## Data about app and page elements
━━━━━━━━━━━━━━━━━━━━━━━━━━━━━━
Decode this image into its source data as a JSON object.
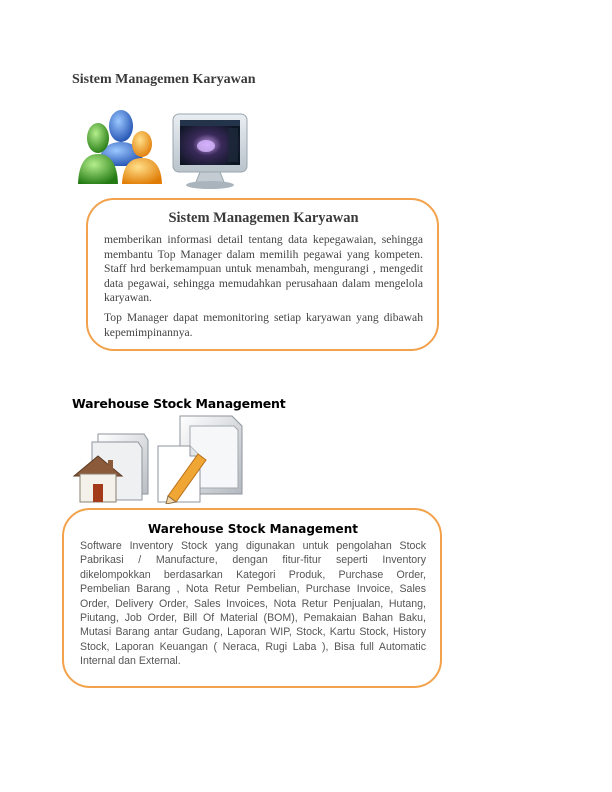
{
  "section1": {
    "heading": "Sistem Managemen Karyawan",
    "card": {
      "title": "Sistem Managemen Karyawan",
      "paragraph1": "memberikan informasi detail tentang data kepegawaian, sehingga membantu Top Manager dalam memilih pegawai yang kompeten. Staff hrd berkemampuan untuk menambah, mengurangi , mengedit data pegawai, sehingga memudahkan perusahaan dalam mengelola karyawan.",
      "paragraph2": "Top Manager dapat memonitoring setiap karyawan yang dibawah kepemimpinannya."
    },
    "icons": [
      "users-group-icon",
      "computer-monitor-icon"
    ]
  },
  "section2": {
    "heading": "Warehouse Stock Management",
    "card": {
      "title": "Warehouse Stock Management",
      "paragraph": "Software Inventory Stock yang digunakan untuk pengolahan Stock Pabrikasi / Manufacture, dengan fitur-fitur seperti Inventory dikelompokkan berdasarkan Kategori Produk, Purchase Order, Pembelian Barang , Nota Retur Pembelian, Purchase Invoice, Sales Order, Delivery Order, Sales Invoices, Nota Retur Penjualan, Hutang, Piutang, Job Order, Bill Of Material (BOM), Pemakaian Bahan Baku, Mutasi Barang antar Gudang, Laporan WIP, Stock, Kartu Stock, History Stock, Laporan Keuangan ( Neraca, Rugi Laba ), Bisa full Automatic Internal dan External."
    },
    "icons": [
      "home-folder-icon",
      "document-pencil-icon",
      "folder-icon"
    ]
  },
  "colors": {
    "card_border": "#f2a24b",
    "person_green": "#3fae2a",
    "person_blue": "#2f6fd6",
    "person_orange": "#f5a21a"
  }
}
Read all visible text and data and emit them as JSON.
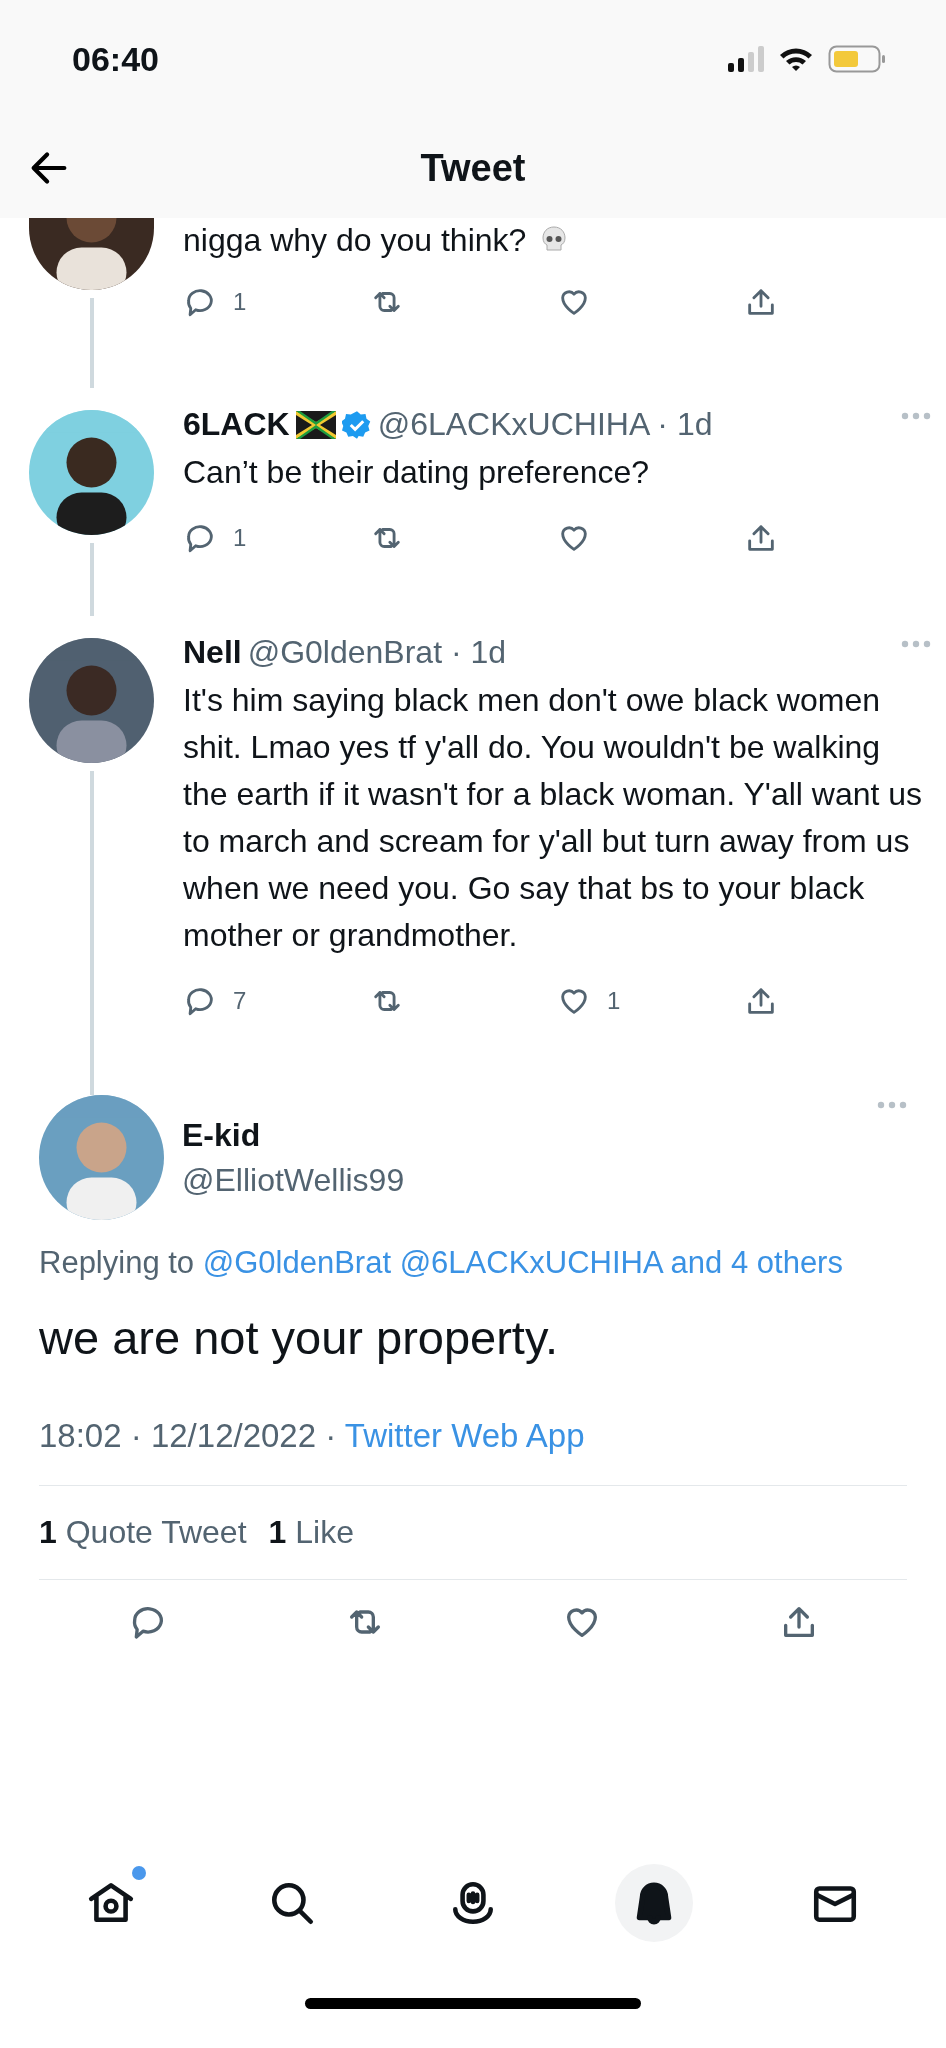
{
  "status_bar": {
    "time": "06:40"
  },
  "header": {
    "title": "Tweet"
  },
  "thread": [
    {
      "kind": "cut",
      "text": "nigga why do you think?",
      "actions": {
        "reply": "1"
      }
    },
    {
      "kind": "full",
      "name": "6LACK",
      "verified": true,
      "handle": "@6LACKxUCHIHA · 1d",
      "text": "Can’t be their dating preference?",
      "actions": {
        "reply": "1"
      }
    },
    {
      "kind": "full",
      "name": "Nell",
      "verified": false,
      "handle": "@G0ldenBrat · 1d",
      "text": "It's him saying black men don't owe black women shit. Lmao yes tf y'all do. You wouldn't be walking the earth if it wasn't for a black woman. Y'all want us to march and scream for y'all but turn away from us when we need you. Go say that bs to your black mother or grandmother.",
      "actions": {
        "reply": "7",
        "like": "1"
      }
    }
  ],
  "main_tweet": {
    "name": "E-kid",
    "handle": "@ElliotWellis99",
    "replying_prefix": "Replying to",
    "replying_to": [
      "@G0ldenBrat",
      "@6LACKxUCHIHA",
      "and 4 others"
    ],
    "text": "we are not your property.",
    "timestamp": "18:02 · 12/12/2022 ·",
    "source": "Twitter Web App",
    "stats": [
      {
        "count": "1",
        "label": "Quote Tweet"
      },
      {
        "count": "1",
        "label": "Like"
      }
    ]
  },
  "nav": [
    {
      "kind": "home",
      "selected": false,
      "has_badge": true
    },
    {
      "kind": "search",
      "selected": false,
      "has_badge": false
    },
    {
      "kind": "spaces",
      "selected": false,
      "has_badge": false
    },
    {
      "kind": "notifications",
      "selected": true,
      "has_badge": false
    },
    {
      "kind": "messages",
      "selected": false,
      "has_badge": false
    }
  ]
}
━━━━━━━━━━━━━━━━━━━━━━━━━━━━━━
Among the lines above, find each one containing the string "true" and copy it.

      "verified": true,
      "has_badge": true
      "selected": true,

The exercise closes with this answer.